Years ago — we’re talking YEARS ago, like before the PC-ago — I became obsessed with mind mapping, a brainstorming and organizing technique, where you draw non-linear, associative diagrams of your subject. It’s sort of a cross between an organizational chart, a functional relationships diagram, and an acid trip doodle. I have notebooks, deeply embarrassing notebooks, filled with multi-colored Flair-penned efforts to find myself. But it was actually mind mapping that started my career in computers. I bought a copy of the Whole Earth Software Review, and in it, Stewart Brand reviewed a brainstorming tool for the Apple IIe. He raved about the program, and his description of how it could help offload and process your thoughts reminded me of mind mapping. I convinced the org I was working for that we needed a computer (for managing our mailing lists) and went out and bought an Apple IIe the next day. I’ve never looked back. (And strangely, I never got the program that Brand had recommended).

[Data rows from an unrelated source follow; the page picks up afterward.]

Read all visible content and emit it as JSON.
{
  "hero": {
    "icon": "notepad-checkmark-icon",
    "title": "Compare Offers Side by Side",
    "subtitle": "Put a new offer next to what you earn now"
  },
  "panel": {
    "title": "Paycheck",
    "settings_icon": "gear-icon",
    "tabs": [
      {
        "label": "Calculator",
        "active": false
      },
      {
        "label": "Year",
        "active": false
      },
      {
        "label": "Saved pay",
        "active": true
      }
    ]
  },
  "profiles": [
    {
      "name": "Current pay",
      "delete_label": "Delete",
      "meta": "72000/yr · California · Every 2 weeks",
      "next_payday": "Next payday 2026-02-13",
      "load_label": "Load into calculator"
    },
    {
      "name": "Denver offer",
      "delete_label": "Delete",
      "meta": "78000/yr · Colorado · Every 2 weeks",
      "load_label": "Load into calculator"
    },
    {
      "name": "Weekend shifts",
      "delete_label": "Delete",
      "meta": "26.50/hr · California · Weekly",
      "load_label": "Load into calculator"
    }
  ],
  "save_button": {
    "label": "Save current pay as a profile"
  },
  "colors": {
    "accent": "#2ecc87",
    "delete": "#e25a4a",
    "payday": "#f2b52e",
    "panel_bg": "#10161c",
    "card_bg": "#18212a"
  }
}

I’ve had nothing to do with mind mapping since the late ’70s/early ’80s, but I still find the idea interesting. There have been dozens of programs over the years for doing it, or similar graphical brainstorming. But this new one, called Mindomo is especially interesting ’cause it’s Web-based, it’s very easy to use, and it’s free (for limited amounts of use). I don’t know if mind mapping is something I will pick up again, but I am working on a complex project now that could use viewing from a different persecpective, so maybe a mind map would do the trick.